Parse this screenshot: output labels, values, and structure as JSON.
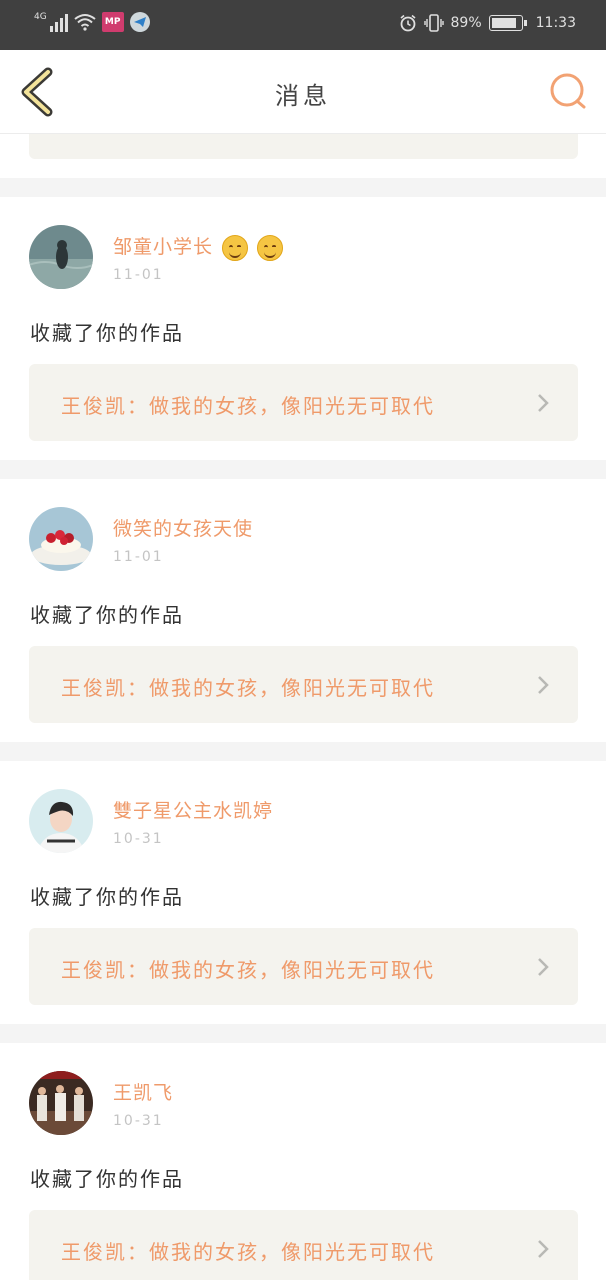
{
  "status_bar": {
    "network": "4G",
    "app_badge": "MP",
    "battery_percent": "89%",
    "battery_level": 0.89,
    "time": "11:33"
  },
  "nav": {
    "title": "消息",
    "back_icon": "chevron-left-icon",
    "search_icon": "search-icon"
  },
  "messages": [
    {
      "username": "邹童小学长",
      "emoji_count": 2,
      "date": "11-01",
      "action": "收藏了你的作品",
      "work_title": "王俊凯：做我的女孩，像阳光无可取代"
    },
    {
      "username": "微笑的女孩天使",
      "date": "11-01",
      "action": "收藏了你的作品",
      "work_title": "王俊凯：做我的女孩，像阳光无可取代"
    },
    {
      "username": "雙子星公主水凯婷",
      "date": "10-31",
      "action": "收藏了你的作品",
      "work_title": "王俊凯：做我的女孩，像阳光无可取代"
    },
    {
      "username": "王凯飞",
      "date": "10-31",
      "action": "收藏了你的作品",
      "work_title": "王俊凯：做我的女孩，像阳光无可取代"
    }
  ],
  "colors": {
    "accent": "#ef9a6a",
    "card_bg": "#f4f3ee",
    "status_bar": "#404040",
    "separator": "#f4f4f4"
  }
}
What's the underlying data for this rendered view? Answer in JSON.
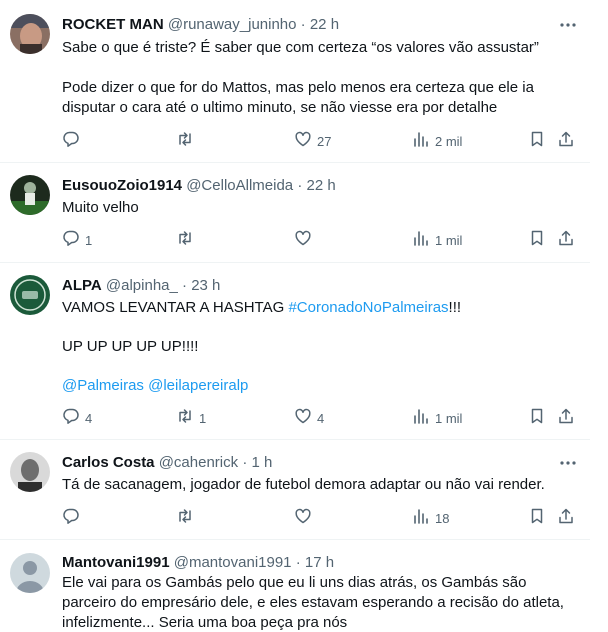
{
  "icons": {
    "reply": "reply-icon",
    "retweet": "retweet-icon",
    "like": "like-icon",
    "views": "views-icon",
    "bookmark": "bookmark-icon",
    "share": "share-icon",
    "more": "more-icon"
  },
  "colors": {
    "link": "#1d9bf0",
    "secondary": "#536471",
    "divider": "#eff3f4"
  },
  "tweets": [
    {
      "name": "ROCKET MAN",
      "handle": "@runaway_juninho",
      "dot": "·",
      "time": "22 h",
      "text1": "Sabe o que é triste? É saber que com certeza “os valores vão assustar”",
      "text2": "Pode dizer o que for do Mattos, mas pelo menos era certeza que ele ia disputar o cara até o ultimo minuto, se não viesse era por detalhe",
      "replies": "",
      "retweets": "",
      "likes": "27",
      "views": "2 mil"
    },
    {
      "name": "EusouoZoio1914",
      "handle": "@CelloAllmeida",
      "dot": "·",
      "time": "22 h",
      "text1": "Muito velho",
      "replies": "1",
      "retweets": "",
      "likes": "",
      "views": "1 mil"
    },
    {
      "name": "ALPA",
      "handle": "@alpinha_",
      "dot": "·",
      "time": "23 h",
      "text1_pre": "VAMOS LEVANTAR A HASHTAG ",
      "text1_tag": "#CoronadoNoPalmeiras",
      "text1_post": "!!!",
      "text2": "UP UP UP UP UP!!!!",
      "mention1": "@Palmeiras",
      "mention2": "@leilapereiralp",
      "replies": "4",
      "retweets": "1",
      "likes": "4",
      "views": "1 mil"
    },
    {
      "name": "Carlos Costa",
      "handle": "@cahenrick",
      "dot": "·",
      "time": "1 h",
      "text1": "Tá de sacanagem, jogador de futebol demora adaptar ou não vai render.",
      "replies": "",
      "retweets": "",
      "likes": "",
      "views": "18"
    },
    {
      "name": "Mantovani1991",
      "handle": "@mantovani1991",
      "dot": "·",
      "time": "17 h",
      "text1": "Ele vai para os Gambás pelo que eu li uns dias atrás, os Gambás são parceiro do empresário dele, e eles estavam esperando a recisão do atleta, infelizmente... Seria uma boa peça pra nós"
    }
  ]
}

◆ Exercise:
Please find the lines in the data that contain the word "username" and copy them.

◆ Task solution:
      "username": "邹童小学长",
      "username": "微笑的女孩天使",
      "username": "雙子星公主水凯婷",
      "username": "王凯飞",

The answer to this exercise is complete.